We’re celebrating ten years of ThemeKeeper Tuts+! Join us by trying out our very first tutorial.
How to Create Plastic Jelly Styles in Adobe Photoshop: 10th Anniversary Edition
In 2007, Collis Ta’eed launched the site with this easy jelly layer style. Ten years later, and ThemeKeeper Tuts+ has grown into a massive community that helps creatives worldwide.
To commemorate the anniversary of this tutorial, we’ve recreated it step by step using the latest Adobe Creative Suite software. Keep in mind, this style is ten years old, and it’s dated, but we love nostalgia here on ThemeKeeper Tuts+.
How to Create Plastic Jelly Styles
In this tutorial, we’ll be using layer styles to make a plastic gel-type style that you can easily apply to text and shapes.
1. How to Create the Background
Create a New Document at 850 x 850 pixels.
We begin, as always, with a background gradient. Here I’ve used a Radial Gradient (G) with two shades of brown. The exact color codes are:
- Foreground Color:
- Background Color:
2. How to Use Layer Styles for Text
Now, with a nice delectable green color (
#4a9c1e), we’ll write a word. I’ve written the word “jelly” and used the font Gill Sans Ultra Bold. Bolder fonts are good for this sort of effect because there is more room to actually do stuff with Layer Styles.
So now we right-click on the layer and choose Blending Options to start adding Layer Styles.
First, we add a Drop Shadow to lift the letters off the background.
Then an Inner Shadow. Later on, when we add highlights, this shadow will contrast nicely against them.
To create the highlights, we’ll use Bevel and Emboss. The default settings for Bevel and Emboss suck, so don’t use those. I’ve moved some things around, and you’ll see what I mean. The highlights need to be bright shades of green to make it look as if the light is bouncing around the inside of the letters.
Next, we add a Gradient Overlay to create a bit of a light and dark effect for the letters.
Then a Stroke Layer Style will help seal it off at the edges.
3. How to Apply Layer Styles With New Colors
Now the neat thing about this style is that you can change the color on each text layer’s Blending Options to create a new color for that text. Here, I’ve written a second word and applied the style there too, but this time with red color.
4. How to Finish the Plastic Effect
To finish it off, create a New Layer above all the others. Then hold down Control and click on a text layer to select it.
Then go to Select > Modify > Contract and use a value of 4 pixels to shrink the selection.
Now select Layer 1. Create a Linear Gradient that goes from white to transparency, which you can make by switching to the Gradient Tool (G).
Draw a Linear Gradient within the selection from white to transparency.
Then select the Elliptical Marquee Tool (M) and make an elliptical selection.
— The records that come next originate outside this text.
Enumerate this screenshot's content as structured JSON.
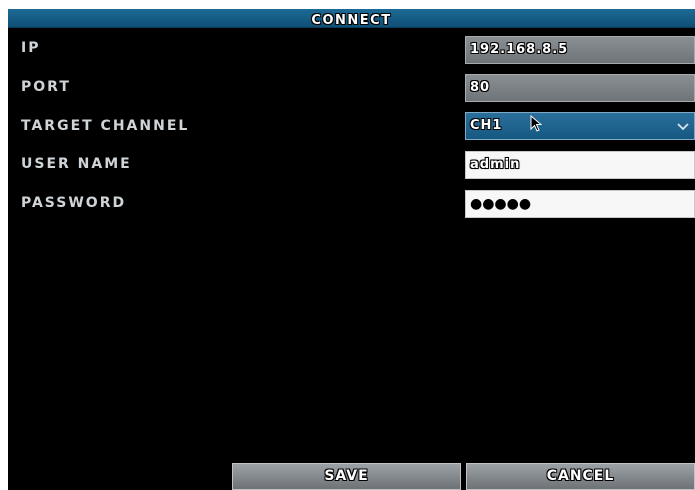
{
  "dialog": {
    "title": "CONNECT"
  },
  "fields": {
    "ip": {
      "label": "IP",
      "value": "192.168.8.5"
    },
    "port": {
      "label": "PORT",
      "value": "80"
    },
    "channel": {
      "label": "TARGET CHANNEL",
      "value": "CH1"
    },
    "user": {
      "label": "USER NAME",
      "value": "admin"
    },
    "password": {
      "label": "PASSWORD",
      "value": "●●●●●"
    }
  },
  "buttons": {
    "save": "SAVE",
    "cancel": "CANCEL"
  },
  "colors": {
    "title_bar": "#1d6a95",
    "background": "#000000",
    "select": "#1f6590",
    "button": "#85898d"
  }
}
Hit Delete to remove the gradient as shown. This will make the highlight you just drew suddenly stop and consequently look very “plasticky.”
And that’s it! I’ve repeated the same highlight steps on the word “style” as well.